Due to a storm in our area, a bad signal prevented me from seeing the previous episode, but I sure hope it was as good as "SPOOKED" turned out to be. Co-written by creator Mick Garris with Matt Venne, (who adapted the jaw-dropping PELTS from F. Paul Wilson's short story), and directed by Brad Anderson (SESSION 9 and the MASTERS episode "Sounds Like"), this was a perfect showcase for all the talent involved, but most especially for the underrated Eric Roberts. It's a terrific performance that makes you wonder why he isn't working a lot more.
All the themes that Anderson loves to work with are here: alienation, family dysfunction and tragedy, a deep exploration of the dark side of the human soul. The plot will not be unfamiliar to most avid horror fans, but the execution is amazing to say the least.
Roberts plays Harry, a disgraced cop whose heavy hand with his suspects leads to the death of a creepy kidnapper (Jack Noseworthy.) Years later, Harry, now a sleazy P.I. specializing in divorce cases (and occasionally shaking down his clients for more money), takes a case from a desperate woman (Cynthia Watros) out to prove her husband's infidelity. But rather than have him followed, she pleads with Harry to stake him out at their home, using the abandoned house across the street as his lookout post.
Well, one look at the house across the street tells you that Really Bad Things are going to happen, which they do. But it's HOW those things happen and what they reveal about Harry and everyone involved that makes this story different.

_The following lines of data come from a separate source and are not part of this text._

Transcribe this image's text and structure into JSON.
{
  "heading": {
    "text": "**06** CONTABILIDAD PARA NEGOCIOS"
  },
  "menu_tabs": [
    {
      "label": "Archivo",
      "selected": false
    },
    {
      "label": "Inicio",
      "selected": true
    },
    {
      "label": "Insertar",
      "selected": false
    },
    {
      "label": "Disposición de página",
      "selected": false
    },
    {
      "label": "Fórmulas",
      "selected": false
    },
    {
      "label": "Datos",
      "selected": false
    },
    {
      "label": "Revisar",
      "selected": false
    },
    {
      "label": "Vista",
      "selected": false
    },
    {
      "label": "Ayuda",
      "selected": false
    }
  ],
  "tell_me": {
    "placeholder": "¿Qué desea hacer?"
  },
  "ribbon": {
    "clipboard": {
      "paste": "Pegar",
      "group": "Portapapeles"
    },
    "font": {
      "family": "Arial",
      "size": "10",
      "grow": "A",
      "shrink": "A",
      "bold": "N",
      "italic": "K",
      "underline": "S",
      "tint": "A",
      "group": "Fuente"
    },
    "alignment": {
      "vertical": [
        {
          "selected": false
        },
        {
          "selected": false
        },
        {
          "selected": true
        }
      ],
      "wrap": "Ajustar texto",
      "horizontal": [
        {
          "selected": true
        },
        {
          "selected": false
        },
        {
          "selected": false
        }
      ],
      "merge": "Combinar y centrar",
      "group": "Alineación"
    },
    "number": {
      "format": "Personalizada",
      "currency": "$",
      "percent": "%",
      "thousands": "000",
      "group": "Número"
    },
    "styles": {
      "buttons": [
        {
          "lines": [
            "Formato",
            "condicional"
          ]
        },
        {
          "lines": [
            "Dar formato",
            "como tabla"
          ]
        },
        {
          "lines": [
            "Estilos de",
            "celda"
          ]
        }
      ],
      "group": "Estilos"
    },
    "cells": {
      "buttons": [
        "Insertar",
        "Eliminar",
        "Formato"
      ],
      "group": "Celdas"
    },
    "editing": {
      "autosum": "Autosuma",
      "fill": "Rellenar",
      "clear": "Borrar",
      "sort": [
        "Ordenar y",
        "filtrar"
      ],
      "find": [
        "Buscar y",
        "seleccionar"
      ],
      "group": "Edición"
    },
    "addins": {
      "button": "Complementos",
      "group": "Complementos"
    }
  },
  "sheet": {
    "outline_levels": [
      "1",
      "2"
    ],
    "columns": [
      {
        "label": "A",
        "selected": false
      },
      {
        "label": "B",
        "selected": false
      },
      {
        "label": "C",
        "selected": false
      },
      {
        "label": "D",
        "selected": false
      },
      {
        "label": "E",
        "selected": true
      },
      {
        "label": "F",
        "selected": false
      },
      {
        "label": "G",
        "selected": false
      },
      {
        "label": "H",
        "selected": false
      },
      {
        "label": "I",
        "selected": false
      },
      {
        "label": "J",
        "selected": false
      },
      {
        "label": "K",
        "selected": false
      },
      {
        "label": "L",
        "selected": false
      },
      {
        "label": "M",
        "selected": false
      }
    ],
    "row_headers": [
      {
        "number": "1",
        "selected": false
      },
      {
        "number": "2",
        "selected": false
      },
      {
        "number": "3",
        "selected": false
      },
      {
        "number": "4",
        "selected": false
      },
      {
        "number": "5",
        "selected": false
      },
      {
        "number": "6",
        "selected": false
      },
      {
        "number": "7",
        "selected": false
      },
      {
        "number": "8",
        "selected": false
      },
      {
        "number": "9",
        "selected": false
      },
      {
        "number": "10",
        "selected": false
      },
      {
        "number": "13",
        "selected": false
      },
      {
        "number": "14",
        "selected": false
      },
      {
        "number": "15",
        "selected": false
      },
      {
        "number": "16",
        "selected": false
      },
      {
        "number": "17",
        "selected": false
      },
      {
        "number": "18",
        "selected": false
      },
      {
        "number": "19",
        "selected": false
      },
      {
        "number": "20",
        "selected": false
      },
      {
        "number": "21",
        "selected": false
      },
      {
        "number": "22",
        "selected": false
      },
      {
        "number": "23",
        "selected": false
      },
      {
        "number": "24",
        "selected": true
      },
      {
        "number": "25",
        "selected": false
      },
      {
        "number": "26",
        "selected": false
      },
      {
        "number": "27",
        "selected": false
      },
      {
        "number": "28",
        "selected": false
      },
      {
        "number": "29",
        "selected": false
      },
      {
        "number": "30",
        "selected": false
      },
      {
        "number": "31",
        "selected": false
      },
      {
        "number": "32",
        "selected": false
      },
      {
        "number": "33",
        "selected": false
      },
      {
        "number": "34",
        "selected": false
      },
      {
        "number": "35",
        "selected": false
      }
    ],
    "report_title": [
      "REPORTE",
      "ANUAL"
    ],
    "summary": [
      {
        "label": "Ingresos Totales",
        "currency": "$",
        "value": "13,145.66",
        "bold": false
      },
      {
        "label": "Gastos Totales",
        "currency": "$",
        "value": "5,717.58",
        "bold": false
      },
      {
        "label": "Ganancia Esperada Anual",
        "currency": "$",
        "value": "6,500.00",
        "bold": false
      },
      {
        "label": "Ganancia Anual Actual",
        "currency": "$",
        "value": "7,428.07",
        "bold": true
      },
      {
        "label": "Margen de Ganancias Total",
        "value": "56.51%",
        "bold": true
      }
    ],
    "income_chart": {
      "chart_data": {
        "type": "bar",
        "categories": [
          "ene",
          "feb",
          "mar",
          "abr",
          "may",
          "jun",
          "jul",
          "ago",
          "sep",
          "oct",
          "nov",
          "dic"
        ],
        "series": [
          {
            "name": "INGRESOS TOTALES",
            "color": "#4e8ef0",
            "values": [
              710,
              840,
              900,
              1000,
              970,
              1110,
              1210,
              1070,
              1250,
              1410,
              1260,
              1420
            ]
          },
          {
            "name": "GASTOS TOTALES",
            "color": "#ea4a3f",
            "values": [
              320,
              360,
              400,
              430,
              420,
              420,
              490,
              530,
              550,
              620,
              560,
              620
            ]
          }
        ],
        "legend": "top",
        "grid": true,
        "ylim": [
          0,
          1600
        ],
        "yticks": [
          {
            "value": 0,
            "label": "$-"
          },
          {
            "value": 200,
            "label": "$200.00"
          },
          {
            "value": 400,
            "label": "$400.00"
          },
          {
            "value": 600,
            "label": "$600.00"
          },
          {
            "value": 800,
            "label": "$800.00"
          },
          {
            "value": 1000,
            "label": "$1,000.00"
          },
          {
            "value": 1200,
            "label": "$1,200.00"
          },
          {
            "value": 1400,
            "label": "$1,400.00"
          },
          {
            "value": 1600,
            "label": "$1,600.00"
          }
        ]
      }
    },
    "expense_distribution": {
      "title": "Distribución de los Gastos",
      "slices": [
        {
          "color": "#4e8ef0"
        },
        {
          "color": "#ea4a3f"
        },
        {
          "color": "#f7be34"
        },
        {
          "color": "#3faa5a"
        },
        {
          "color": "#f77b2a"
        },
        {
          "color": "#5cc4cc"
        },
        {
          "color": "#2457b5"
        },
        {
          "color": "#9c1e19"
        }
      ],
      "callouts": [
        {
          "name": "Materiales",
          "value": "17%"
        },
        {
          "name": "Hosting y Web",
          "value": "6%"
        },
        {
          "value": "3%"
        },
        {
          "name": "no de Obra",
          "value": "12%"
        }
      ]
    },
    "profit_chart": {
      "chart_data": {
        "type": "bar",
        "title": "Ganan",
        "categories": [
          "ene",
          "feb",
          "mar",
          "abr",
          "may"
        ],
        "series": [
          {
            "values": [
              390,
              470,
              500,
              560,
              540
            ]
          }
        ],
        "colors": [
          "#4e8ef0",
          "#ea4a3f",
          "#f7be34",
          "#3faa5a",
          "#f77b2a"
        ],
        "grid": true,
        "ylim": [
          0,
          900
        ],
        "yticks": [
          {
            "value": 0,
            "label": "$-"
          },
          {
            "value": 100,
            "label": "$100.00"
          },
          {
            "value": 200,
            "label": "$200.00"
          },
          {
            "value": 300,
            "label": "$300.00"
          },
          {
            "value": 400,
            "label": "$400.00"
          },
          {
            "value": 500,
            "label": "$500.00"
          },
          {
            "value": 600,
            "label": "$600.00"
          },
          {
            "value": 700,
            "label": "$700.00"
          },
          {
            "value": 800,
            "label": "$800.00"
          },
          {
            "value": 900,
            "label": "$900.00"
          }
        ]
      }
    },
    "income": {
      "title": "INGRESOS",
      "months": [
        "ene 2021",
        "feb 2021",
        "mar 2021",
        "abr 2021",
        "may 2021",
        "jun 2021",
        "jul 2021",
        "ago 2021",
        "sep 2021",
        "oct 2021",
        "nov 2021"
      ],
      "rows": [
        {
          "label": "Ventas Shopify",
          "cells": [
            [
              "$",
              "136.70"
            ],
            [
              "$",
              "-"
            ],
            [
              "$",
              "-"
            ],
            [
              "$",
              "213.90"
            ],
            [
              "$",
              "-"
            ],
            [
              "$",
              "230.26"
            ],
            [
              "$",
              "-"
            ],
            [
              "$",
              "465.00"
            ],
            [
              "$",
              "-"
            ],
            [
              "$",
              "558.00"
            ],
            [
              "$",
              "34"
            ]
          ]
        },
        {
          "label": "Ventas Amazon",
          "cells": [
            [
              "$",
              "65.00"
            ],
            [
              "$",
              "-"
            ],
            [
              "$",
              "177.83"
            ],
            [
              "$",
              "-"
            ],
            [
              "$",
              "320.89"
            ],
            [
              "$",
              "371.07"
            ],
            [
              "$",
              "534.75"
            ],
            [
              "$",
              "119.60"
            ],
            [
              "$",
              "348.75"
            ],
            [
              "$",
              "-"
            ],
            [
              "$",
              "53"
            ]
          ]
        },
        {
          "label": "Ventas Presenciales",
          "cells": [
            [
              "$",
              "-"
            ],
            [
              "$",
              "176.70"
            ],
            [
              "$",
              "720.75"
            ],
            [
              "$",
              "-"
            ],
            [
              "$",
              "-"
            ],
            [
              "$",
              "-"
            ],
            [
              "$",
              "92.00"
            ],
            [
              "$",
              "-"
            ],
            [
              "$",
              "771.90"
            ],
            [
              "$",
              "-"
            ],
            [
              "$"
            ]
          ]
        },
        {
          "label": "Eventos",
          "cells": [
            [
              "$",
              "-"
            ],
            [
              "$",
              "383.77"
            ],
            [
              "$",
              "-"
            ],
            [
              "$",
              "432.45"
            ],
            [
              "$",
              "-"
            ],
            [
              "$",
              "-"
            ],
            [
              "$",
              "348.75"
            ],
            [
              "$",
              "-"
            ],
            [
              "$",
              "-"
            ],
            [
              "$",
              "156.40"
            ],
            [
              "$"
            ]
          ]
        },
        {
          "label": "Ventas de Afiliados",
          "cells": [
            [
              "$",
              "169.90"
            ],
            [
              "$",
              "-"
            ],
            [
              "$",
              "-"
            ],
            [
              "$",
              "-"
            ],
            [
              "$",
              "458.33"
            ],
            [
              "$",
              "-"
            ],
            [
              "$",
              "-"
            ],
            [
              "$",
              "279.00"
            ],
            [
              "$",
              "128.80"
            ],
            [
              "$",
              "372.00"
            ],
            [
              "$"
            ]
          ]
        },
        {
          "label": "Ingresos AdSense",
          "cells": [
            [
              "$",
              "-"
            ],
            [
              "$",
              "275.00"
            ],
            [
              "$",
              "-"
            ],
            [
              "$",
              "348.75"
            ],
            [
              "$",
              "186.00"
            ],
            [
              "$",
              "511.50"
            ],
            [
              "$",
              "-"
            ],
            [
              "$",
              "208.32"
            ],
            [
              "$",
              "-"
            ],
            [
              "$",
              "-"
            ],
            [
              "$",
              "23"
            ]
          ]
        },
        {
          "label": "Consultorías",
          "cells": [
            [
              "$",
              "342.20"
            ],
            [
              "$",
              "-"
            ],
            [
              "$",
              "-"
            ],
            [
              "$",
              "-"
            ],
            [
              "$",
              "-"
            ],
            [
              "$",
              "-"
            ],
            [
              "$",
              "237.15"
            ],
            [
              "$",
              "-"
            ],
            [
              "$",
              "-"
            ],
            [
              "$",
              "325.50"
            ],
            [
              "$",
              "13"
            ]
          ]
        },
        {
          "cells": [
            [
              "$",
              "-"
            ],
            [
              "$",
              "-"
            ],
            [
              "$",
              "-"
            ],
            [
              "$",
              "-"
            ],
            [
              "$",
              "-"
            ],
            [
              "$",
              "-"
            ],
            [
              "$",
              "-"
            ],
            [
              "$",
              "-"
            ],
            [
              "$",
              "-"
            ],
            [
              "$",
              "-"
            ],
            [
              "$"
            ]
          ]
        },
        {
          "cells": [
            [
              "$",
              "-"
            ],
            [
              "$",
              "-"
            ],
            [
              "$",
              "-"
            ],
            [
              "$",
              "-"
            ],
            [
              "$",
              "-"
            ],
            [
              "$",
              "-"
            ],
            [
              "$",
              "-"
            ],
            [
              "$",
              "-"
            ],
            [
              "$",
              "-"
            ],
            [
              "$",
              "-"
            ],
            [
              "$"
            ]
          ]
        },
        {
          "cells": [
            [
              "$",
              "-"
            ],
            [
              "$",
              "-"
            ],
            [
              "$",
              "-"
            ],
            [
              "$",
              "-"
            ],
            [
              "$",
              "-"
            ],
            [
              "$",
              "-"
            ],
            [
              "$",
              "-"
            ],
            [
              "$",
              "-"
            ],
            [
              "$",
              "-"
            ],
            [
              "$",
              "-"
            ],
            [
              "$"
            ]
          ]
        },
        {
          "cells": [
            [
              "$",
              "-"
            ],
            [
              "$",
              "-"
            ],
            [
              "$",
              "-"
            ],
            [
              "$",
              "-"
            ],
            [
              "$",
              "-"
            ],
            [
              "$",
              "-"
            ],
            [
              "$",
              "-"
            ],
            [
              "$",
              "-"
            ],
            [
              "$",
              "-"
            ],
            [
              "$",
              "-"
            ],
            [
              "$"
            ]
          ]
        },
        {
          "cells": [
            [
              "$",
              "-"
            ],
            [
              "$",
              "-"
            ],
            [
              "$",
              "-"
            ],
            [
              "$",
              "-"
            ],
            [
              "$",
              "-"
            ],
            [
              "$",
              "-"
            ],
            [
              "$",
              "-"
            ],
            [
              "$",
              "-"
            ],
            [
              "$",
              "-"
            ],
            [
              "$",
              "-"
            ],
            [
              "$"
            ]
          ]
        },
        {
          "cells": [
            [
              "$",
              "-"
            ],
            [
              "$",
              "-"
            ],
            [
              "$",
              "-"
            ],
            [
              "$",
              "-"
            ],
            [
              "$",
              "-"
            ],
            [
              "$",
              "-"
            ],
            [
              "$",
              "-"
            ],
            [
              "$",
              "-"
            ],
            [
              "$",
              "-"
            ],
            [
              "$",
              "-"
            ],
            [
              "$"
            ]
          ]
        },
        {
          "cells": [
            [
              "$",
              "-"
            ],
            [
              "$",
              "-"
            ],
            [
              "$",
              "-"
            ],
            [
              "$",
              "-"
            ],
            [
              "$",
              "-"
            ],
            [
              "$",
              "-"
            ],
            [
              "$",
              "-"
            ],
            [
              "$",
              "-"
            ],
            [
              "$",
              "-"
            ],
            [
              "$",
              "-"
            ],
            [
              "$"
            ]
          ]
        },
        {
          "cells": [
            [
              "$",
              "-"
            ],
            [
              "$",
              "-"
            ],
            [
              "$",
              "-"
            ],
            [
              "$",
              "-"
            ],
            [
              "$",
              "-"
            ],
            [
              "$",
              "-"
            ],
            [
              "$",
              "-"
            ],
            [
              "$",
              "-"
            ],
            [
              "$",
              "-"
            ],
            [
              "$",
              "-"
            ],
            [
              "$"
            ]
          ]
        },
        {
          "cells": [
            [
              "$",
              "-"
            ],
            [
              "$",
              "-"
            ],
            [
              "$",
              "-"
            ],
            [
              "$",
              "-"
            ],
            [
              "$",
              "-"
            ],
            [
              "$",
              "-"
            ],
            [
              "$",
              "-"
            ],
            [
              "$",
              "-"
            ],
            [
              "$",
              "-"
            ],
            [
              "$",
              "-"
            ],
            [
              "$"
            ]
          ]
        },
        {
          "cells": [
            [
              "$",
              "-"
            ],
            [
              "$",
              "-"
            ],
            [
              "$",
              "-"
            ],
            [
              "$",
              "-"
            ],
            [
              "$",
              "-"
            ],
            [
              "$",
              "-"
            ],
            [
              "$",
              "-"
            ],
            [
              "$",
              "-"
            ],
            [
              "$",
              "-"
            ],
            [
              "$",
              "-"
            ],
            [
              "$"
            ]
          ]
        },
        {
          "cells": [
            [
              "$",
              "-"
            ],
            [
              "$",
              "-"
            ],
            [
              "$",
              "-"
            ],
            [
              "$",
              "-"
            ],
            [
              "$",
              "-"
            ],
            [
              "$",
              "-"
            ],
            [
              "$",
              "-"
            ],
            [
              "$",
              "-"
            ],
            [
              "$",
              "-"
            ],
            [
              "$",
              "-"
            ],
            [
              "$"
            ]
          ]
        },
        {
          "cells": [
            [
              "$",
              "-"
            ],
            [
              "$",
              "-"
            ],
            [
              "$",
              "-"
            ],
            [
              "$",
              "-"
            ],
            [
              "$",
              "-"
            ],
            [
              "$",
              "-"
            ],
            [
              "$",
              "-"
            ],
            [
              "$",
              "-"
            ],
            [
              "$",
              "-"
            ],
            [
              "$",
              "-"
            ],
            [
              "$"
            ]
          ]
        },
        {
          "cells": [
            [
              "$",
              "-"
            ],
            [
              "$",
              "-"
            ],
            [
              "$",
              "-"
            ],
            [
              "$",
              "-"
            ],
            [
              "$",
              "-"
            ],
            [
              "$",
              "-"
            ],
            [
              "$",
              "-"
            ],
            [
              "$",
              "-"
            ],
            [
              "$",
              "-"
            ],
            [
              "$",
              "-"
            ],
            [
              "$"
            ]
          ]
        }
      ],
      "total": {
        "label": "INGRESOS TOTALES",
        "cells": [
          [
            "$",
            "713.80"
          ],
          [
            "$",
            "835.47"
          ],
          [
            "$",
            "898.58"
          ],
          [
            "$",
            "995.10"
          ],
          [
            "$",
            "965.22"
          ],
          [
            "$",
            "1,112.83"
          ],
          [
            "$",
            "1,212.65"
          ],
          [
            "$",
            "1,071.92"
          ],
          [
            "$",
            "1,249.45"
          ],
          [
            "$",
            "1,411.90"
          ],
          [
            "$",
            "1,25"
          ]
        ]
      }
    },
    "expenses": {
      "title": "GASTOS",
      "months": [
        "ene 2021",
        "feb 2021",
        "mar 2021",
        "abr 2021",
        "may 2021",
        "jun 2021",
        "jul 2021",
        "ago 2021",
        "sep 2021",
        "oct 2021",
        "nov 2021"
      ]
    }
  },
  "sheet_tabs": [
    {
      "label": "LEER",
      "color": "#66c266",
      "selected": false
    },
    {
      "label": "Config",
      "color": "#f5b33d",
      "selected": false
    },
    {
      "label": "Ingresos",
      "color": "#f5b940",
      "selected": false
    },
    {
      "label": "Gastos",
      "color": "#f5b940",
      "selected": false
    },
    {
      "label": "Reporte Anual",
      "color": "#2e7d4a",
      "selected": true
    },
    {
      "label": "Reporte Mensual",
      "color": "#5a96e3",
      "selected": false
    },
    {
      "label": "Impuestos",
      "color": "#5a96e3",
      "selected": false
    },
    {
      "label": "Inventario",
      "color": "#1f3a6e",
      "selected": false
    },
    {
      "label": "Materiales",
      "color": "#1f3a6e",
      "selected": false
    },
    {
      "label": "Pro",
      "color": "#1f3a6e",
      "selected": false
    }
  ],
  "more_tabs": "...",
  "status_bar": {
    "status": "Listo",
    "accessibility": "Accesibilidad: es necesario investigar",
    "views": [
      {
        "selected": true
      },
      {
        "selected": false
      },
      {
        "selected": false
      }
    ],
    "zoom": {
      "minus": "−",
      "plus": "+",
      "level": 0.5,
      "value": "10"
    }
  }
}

Larry Gilliard Jr. and Watros are also great as Harry's assistant and his new client, respectively. But much in the same way that director Anderson was able to get outstanding performances from Peter Mullen in SESSION 9 and Chris Bauer in SOUNDS LIKE, he puts it on the line for Roberts, who does not let him down. Harry is not so much a "good guy gone bad" as someone who is irreparably damaged, and the fact that he makes us empathize with him although he's dead-wrong about the methods he uses to "make things right", lends a human touch in a tale where deeds are being perpetrated by forces that are anything but.
"SPOOKED" has definitely convinced me to stick with this series for now.